• _Required action_: When you spot the word "library" in a line of the data below, copy that line.

• _Records from a data collection_:
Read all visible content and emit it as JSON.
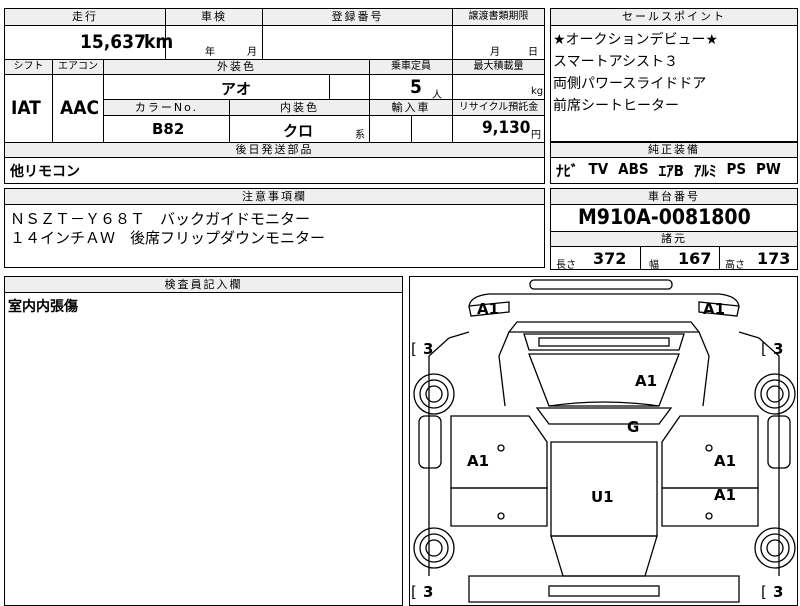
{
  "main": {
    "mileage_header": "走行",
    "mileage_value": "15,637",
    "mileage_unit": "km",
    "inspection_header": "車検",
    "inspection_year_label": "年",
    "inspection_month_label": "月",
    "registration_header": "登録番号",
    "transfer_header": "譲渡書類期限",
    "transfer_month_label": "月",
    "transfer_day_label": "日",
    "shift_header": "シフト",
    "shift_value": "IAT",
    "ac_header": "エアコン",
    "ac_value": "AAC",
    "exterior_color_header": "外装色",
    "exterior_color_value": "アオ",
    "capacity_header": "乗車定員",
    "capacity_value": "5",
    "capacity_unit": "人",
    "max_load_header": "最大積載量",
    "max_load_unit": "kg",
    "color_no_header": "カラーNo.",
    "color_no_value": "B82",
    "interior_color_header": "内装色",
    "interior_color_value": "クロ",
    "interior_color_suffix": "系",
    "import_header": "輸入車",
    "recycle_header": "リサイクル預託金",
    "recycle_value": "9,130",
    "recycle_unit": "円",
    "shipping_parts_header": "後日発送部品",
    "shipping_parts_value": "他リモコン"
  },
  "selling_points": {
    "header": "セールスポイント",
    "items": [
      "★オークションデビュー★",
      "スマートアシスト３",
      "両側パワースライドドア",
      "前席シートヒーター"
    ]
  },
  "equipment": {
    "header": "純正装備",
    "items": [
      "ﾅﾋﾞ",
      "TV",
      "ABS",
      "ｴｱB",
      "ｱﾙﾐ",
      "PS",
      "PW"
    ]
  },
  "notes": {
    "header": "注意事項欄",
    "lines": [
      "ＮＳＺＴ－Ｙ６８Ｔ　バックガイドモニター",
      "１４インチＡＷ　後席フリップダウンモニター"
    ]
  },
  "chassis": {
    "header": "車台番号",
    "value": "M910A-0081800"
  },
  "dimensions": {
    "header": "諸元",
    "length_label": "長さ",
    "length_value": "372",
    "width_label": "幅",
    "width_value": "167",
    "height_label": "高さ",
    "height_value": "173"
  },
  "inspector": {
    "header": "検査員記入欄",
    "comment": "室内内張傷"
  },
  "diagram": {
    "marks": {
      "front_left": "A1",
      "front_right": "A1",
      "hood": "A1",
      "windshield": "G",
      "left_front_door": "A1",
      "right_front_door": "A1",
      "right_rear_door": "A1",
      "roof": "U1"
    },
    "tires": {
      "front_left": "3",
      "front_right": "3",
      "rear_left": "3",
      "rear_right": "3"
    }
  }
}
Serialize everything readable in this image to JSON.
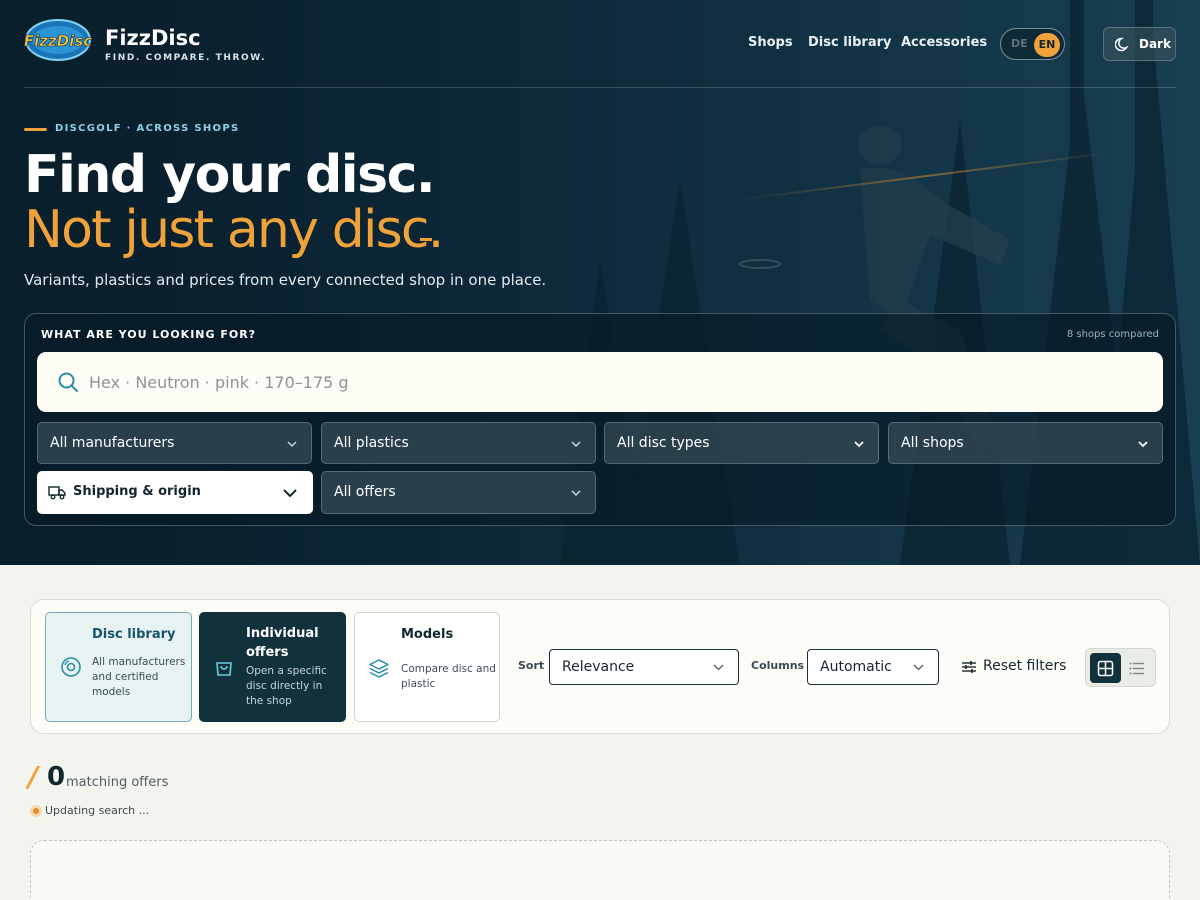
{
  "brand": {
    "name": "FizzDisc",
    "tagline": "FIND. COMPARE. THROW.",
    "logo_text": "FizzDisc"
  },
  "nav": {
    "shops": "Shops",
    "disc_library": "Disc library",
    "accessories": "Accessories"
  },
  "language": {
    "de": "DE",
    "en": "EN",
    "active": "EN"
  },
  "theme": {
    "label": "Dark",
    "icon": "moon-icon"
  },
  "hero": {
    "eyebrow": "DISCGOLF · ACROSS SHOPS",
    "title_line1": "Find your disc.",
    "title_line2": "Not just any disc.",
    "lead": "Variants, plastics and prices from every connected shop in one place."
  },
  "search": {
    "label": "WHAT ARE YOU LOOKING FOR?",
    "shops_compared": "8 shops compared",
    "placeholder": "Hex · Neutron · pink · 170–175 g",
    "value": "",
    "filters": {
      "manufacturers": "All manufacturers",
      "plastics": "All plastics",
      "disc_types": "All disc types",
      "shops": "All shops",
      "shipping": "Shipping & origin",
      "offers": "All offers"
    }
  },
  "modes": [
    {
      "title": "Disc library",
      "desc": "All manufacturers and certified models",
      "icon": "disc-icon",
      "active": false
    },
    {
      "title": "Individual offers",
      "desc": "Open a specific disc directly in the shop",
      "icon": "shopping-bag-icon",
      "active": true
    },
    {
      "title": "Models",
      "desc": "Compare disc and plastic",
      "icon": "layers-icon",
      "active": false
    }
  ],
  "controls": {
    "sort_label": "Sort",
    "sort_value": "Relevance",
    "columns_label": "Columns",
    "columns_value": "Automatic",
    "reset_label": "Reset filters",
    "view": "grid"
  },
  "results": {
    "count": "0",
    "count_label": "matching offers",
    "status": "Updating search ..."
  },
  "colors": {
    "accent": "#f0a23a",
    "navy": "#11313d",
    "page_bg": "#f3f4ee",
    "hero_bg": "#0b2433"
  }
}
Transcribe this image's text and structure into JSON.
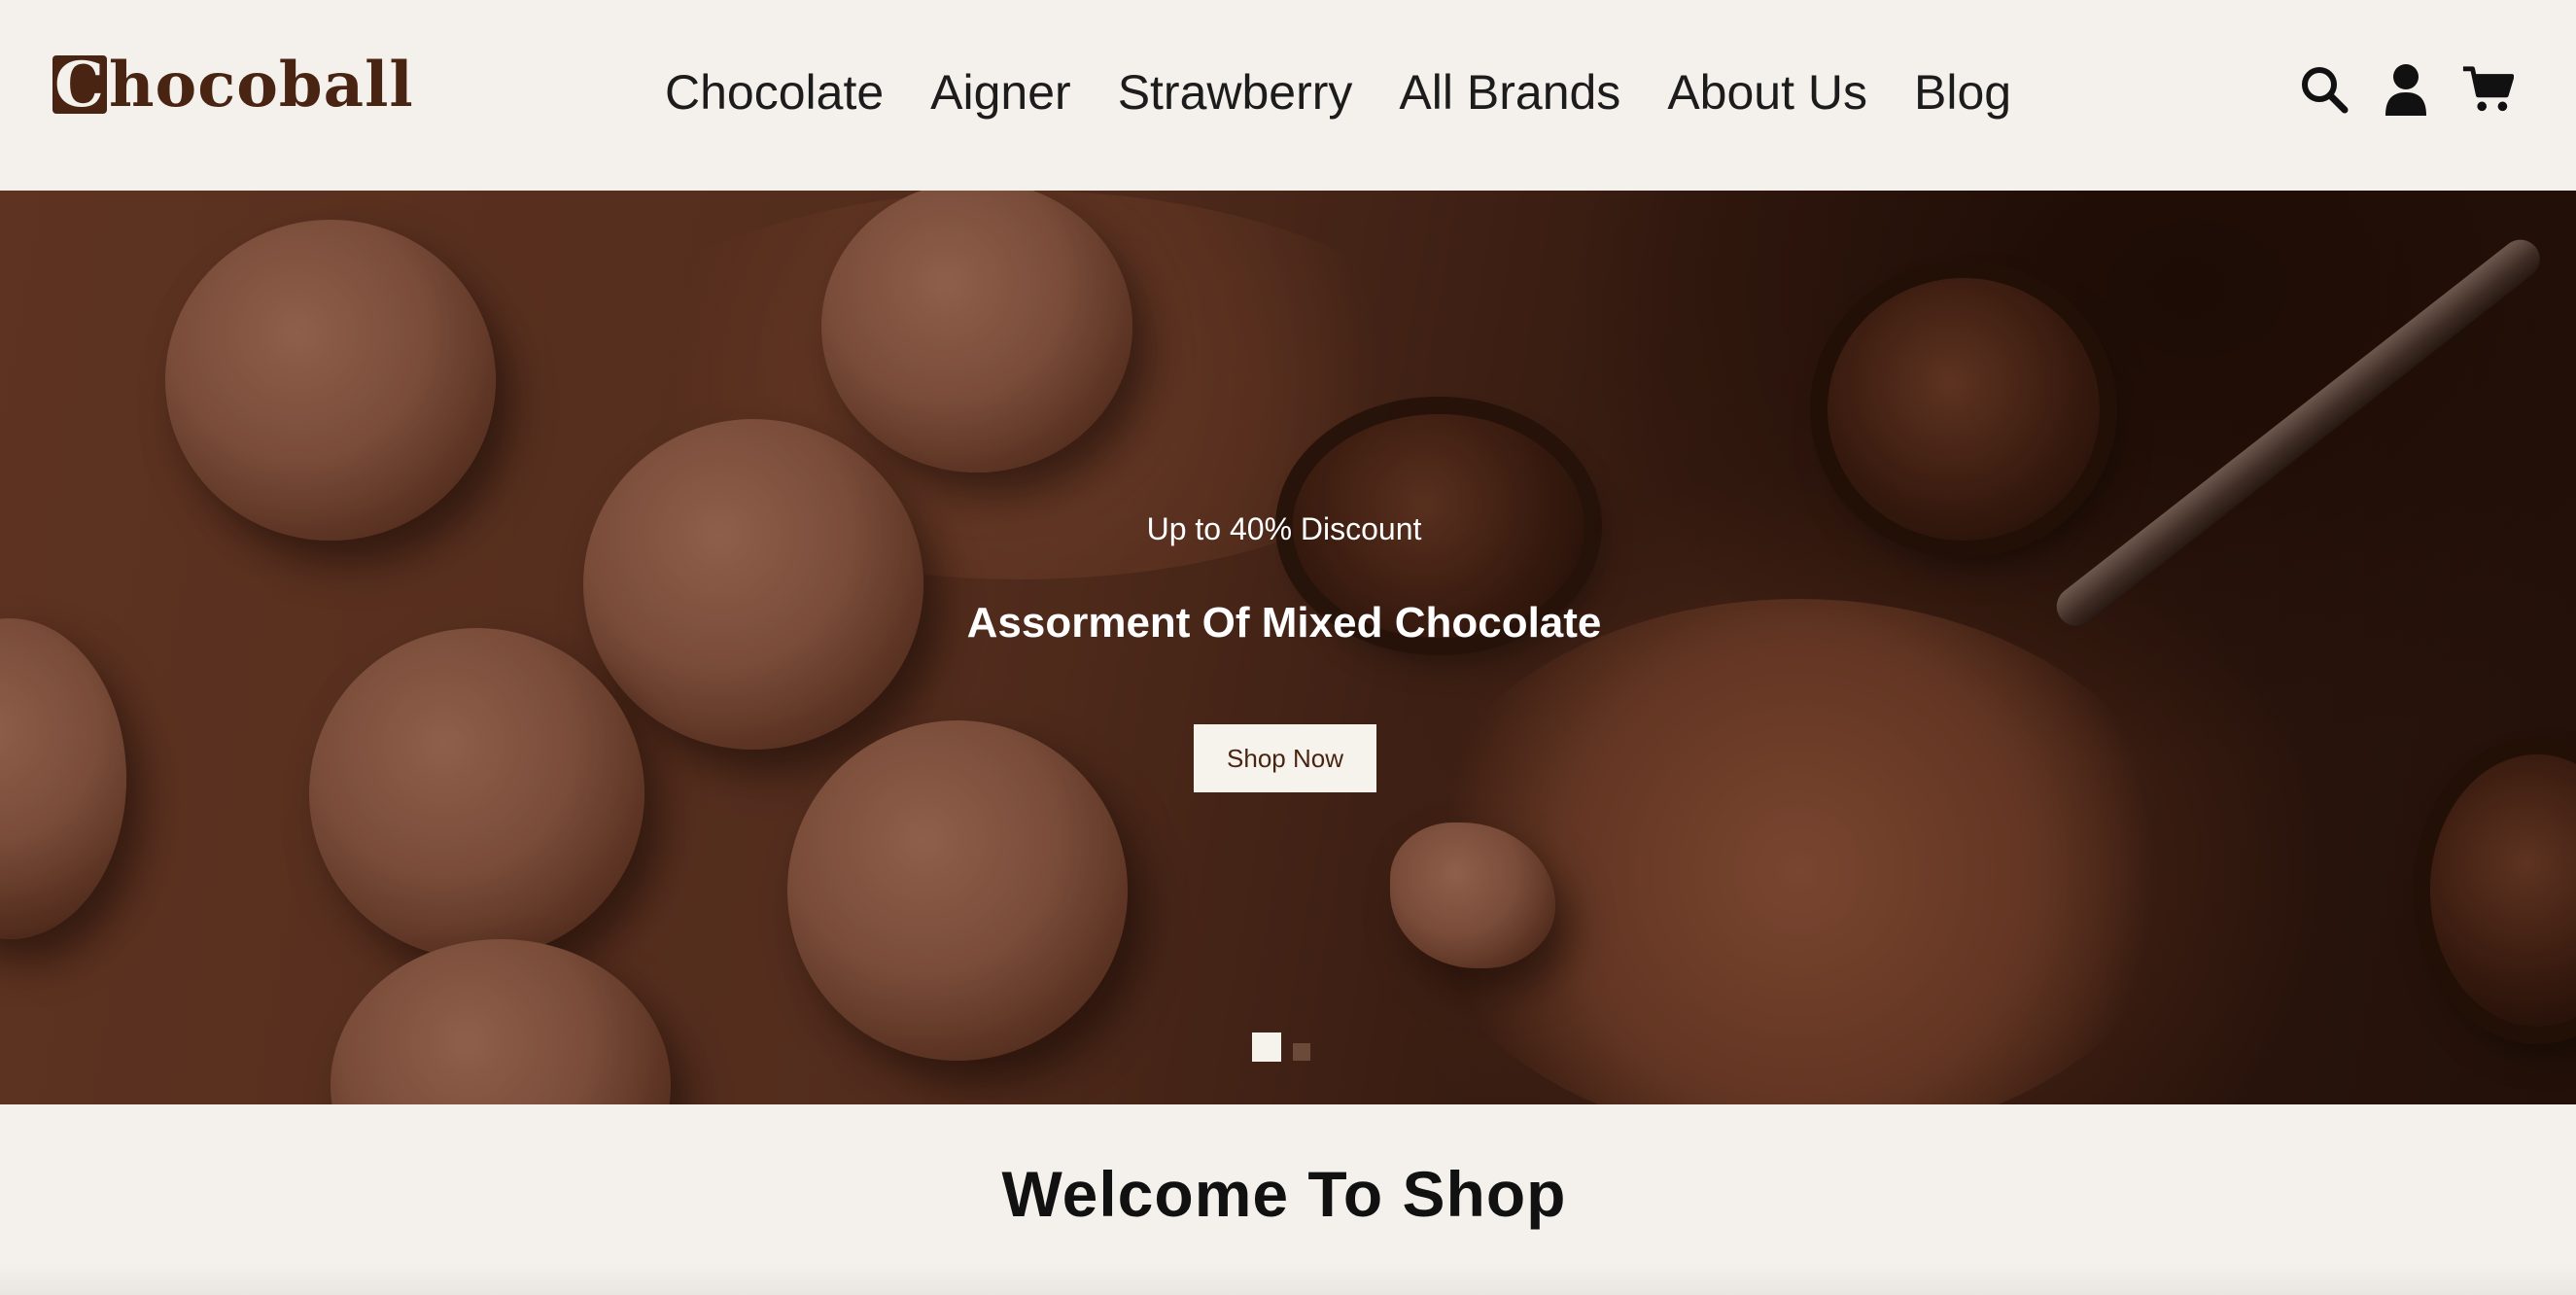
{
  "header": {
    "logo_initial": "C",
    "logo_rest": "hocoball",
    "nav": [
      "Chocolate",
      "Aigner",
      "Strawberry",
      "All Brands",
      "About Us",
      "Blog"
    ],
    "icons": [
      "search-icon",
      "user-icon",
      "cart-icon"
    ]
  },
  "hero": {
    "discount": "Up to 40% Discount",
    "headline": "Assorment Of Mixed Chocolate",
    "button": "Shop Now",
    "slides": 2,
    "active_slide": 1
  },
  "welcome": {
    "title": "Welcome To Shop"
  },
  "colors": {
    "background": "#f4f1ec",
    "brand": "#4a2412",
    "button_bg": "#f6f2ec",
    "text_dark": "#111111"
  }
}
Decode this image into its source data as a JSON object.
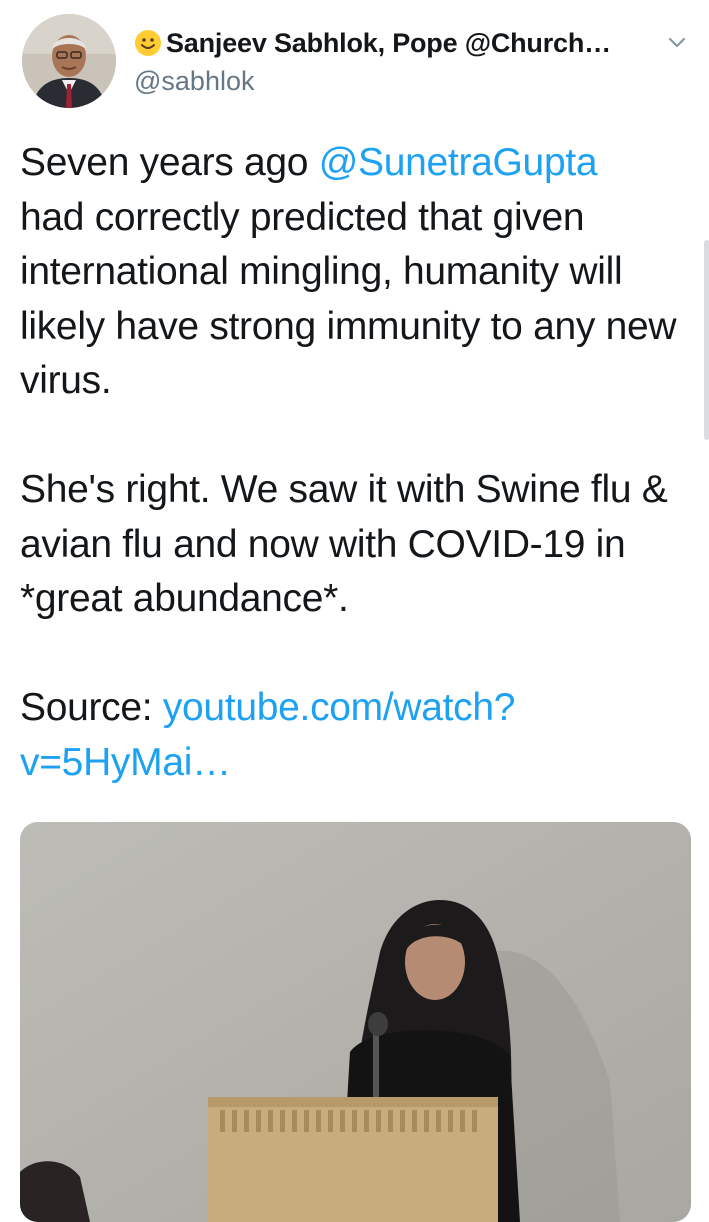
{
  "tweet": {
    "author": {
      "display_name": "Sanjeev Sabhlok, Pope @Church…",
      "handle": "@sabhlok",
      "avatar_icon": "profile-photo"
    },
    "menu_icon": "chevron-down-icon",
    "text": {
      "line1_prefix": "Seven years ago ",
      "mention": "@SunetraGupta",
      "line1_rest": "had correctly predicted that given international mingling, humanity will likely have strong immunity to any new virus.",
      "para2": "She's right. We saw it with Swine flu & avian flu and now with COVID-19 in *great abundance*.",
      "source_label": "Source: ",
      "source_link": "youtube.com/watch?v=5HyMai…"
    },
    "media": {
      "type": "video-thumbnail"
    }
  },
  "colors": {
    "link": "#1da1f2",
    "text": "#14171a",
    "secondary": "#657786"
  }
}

• _Response to the exercise_:
    "disc_library": "Disc library",
      "title": "Disc library",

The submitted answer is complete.